On the eve of summer solstice the sky was filled with an amazing light show.
Living on the great plains of southern Alberta gives me access to the big sky right outside my door. On summer nights, the entertainment is often watching thunderstorms roll across the northern horizon down “hailstorm alley” to the north of me.
That was the case on Friday night, the eve of summer solstice. What a photogenic storm this was! Lightning lit up the roiling cloud from within and, as below, shot out in an escape path toward the ground.
Despite the midnight hour, the sky is blue with the glow of perpetual twilight at this time of year at 51° north.
As this storm receded, another rolled in, this time directed at my area. Lightning flashed all around (it was too rainy to shoot).
As I was processing these shots, the power flickered, then went off, as a bolt hit someplace critical to the power system. In the country it doesn’t take much to knock out the power to outlying areas. Mine was out for another 14 hours. Thank goodness for laptop batteries!
– Alan, June 23, 2014 / © 2014 Alan Dyer
A thunderstorm rolls across the northern horizon with the stars of Cassiopeia and Andromeda rising.
This was a perfect night for storm shooting. The storm was far enough away to not engulf me in rain and wind, but close enough to show detail and reveal its bolts of lightning. A waning gibbous Moon shone in the south lighting up the storm clouds to the north and turning the sky blue.
Meanwhile the stars of Cassiopeia, Perseus and Andromeda were rising behind the storm clouds, a nice contrast of Earth and sky.
I’ve been after a confluence of circumstances like this for a few years. An aurora to the northeast would have been nice as well. But you can’t have everything!
– Alan, June 25, 2013 / © 2013 Alan Dyer
A stunning storm cloud retreats across the prairies leaving clear skies in its wake.
The timing could not have been better. On Monday night, June 17, a thunderstorm retreated to the east at just the perfect time to catch the light of the setting Sun.
As these prairie storms often do, this one left behind clear skies, with a quarter Moon at right to the south and the Sun to the west, off frame but illuminating this amazingly sculpted cloud. Downdrafts in the thunderhead produced the mammatus clouds – the bulbous structures hanging from the thundercloud. The low Sun angle emphasizes their form.
We’ve had a lot of rain and storms lately, but when a storm puts on as fine a show as this one, I’ll take it!

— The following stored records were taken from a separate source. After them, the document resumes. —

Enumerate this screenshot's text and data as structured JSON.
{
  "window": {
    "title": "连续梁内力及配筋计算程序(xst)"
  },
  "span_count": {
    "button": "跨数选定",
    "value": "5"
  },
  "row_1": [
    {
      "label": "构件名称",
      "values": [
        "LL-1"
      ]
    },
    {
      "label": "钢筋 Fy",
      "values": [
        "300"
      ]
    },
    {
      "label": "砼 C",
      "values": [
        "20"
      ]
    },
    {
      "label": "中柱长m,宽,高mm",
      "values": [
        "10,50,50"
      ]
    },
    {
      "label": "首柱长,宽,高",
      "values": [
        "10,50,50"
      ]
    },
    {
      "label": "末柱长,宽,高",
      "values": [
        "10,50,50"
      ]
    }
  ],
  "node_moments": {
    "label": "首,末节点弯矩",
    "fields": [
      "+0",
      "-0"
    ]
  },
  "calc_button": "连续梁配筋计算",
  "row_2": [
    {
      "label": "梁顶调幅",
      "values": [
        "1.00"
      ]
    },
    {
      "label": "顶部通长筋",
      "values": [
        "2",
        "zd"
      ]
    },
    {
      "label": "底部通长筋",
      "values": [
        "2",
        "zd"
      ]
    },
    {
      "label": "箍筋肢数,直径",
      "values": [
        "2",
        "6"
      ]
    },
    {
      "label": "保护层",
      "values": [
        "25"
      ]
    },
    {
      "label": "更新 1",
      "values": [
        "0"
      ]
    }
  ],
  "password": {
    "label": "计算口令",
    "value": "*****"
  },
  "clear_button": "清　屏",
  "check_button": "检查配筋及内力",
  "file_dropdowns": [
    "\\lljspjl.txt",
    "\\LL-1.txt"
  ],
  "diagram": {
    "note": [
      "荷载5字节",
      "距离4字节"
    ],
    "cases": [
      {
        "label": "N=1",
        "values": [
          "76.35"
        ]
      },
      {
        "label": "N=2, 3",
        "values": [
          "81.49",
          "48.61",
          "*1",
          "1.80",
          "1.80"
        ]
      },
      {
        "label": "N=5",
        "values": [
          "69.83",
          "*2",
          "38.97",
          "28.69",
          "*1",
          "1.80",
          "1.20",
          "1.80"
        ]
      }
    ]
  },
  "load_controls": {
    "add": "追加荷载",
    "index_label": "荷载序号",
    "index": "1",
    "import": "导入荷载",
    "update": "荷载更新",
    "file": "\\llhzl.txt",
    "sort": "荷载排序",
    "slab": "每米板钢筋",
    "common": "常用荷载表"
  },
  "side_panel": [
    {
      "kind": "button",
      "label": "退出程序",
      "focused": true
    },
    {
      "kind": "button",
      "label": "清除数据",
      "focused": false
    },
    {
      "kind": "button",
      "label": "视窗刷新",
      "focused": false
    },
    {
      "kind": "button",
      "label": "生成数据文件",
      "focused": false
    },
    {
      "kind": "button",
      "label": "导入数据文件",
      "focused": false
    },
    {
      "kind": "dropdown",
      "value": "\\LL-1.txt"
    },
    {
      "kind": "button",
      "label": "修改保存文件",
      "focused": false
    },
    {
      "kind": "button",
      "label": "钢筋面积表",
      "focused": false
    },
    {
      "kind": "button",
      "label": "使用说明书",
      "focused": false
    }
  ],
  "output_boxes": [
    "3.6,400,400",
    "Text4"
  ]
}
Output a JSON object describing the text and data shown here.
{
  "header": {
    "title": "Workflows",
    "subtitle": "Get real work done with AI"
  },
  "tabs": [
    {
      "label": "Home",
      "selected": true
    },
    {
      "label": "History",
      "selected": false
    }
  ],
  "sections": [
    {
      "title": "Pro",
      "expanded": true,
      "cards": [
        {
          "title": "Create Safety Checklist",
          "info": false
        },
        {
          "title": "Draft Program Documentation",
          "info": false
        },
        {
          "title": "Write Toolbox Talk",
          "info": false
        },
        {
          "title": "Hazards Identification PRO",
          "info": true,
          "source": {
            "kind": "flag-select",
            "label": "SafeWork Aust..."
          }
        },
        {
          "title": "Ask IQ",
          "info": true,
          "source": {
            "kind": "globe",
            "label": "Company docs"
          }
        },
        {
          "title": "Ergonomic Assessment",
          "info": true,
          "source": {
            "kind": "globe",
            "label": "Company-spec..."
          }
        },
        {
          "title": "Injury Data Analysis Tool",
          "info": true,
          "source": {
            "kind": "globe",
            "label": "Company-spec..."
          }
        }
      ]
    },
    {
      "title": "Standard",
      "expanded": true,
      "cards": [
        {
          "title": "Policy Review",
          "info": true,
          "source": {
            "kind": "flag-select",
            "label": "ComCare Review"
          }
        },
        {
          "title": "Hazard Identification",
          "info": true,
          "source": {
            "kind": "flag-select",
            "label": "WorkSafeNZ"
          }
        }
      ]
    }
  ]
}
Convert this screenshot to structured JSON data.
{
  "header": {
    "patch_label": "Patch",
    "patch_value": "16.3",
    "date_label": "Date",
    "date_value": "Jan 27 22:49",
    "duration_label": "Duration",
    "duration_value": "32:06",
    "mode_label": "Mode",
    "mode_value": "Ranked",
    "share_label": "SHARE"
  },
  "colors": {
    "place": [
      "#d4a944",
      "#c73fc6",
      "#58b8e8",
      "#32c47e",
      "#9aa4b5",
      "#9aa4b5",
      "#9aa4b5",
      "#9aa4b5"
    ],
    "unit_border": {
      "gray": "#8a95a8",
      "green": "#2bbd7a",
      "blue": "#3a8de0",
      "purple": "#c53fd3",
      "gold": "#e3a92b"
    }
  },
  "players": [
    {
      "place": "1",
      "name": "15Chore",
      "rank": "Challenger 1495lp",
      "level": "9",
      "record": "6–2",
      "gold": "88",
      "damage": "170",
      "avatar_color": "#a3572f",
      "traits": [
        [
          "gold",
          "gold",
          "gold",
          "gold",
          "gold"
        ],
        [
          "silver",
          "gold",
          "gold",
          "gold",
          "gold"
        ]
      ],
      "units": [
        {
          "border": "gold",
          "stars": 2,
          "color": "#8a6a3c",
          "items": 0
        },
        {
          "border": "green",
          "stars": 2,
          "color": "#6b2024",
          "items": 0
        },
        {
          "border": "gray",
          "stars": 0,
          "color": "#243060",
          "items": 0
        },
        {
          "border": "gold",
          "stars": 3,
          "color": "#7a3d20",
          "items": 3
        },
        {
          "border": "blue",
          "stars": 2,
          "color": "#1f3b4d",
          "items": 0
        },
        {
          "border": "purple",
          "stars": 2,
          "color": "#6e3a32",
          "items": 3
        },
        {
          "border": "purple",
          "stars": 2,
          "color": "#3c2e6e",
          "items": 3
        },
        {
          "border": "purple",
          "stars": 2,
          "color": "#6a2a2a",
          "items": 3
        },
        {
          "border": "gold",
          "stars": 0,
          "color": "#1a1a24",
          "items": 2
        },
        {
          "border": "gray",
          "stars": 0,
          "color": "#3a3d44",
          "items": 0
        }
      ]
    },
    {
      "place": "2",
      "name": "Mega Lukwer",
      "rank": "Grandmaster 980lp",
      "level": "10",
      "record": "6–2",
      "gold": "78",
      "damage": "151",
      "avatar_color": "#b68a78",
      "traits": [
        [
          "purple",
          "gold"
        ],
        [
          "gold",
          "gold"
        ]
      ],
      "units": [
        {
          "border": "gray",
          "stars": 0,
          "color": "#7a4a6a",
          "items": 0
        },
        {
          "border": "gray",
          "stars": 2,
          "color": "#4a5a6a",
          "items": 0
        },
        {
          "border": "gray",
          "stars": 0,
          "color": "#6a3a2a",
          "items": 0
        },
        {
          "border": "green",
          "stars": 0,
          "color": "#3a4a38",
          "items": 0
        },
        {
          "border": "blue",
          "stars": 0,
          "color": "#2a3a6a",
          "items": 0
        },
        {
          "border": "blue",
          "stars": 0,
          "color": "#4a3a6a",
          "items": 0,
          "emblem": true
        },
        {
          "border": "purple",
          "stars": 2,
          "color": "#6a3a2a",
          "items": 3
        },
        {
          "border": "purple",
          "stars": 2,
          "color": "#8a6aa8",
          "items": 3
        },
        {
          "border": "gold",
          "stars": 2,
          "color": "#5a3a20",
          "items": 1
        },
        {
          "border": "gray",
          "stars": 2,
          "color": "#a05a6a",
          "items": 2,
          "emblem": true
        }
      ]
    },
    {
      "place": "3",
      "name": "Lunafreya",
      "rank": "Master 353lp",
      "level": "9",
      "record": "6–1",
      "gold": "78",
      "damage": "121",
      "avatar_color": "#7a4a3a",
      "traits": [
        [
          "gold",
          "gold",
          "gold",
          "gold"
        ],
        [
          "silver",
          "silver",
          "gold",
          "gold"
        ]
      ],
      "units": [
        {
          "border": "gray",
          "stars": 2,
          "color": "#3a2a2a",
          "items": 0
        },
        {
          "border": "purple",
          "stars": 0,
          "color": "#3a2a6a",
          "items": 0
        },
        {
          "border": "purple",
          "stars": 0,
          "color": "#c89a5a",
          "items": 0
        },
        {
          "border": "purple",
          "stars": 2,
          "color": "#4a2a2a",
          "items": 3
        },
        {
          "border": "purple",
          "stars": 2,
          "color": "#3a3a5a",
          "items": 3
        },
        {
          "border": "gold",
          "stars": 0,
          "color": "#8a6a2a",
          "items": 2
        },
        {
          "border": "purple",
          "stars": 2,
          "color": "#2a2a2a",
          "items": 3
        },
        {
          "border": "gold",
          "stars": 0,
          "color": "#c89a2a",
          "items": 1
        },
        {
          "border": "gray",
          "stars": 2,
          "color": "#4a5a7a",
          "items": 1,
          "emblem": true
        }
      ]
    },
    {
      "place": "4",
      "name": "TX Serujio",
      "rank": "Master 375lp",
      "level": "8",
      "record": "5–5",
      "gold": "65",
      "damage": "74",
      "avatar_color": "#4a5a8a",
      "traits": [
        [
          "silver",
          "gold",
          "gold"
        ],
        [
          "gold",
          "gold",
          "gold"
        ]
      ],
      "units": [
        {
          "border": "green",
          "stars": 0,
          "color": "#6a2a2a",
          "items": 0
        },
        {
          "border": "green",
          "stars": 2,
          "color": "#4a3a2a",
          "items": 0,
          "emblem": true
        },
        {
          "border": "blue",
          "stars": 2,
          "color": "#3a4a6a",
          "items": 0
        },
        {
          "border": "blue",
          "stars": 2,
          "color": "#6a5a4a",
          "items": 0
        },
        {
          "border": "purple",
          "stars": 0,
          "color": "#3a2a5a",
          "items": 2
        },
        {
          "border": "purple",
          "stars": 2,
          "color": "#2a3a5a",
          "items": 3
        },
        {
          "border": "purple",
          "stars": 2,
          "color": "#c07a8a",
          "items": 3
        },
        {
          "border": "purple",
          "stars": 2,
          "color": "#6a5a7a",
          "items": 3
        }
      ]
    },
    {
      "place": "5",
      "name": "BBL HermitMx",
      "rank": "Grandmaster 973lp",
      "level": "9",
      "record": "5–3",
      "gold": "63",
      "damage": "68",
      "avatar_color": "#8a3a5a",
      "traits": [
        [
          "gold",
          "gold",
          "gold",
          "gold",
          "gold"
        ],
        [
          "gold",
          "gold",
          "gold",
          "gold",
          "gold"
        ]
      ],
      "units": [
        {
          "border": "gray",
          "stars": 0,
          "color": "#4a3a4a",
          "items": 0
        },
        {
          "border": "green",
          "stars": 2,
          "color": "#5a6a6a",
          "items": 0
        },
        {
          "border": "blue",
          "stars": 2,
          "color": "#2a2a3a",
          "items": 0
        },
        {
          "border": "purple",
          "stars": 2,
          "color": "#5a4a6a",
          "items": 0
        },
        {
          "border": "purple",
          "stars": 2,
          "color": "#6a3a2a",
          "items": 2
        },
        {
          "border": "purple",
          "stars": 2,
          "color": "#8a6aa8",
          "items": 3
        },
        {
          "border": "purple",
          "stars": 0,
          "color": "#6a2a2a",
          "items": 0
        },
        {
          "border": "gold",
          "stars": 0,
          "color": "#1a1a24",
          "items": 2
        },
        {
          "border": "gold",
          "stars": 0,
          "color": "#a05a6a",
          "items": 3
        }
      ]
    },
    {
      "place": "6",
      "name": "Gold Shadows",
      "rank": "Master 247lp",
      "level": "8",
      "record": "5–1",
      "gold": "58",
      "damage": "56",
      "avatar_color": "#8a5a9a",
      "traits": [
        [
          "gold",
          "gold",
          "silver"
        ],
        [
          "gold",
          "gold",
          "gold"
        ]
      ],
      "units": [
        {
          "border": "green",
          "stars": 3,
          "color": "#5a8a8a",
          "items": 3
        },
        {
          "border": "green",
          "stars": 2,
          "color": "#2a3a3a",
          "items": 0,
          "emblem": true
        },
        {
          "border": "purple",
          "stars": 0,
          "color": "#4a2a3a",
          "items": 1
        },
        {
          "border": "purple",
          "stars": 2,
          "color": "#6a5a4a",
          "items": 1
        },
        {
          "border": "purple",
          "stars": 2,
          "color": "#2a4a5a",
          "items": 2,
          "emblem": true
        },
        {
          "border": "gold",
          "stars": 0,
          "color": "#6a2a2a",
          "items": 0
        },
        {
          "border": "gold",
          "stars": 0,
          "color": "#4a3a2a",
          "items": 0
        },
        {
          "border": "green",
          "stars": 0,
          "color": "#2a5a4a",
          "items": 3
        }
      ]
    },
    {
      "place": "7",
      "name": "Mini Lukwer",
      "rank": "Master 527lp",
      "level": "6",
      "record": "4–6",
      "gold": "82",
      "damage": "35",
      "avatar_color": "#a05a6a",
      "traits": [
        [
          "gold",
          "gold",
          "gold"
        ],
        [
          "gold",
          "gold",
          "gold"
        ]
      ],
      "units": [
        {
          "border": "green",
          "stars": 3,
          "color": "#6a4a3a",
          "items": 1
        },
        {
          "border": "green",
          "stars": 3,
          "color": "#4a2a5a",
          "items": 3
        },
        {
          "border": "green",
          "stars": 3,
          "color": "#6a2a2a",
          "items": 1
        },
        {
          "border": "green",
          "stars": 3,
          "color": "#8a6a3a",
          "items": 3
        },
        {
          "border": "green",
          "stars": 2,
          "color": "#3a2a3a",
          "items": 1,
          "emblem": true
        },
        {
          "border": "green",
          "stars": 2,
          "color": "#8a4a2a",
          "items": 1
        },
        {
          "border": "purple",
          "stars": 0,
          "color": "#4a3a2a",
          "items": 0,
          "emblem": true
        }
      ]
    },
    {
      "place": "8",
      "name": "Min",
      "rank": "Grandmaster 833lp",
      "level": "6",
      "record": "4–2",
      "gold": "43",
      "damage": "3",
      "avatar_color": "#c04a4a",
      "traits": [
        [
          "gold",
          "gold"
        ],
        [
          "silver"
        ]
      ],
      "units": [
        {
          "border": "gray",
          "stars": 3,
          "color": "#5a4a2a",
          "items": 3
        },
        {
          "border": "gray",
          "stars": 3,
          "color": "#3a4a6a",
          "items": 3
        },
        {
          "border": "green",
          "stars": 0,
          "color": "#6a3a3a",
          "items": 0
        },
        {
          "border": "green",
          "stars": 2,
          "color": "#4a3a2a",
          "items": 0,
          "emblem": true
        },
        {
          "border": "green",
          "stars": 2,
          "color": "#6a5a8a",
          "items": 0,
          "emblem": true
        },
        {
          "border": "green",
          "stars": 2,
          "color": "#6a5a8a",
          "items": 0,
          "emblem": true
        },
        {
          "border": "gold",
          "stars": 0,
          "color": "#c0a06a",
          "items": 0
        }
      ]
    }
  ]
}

This image is a 3-segment panorama using the Canon 5D MkII and 16-35mm lens at 16mm. I used Photoshop’s Photomerge and Adaptive Wide Angle filter to stitch and straighten the image.
– Alan, June 18, 2013 / © 2013 Alan Dyer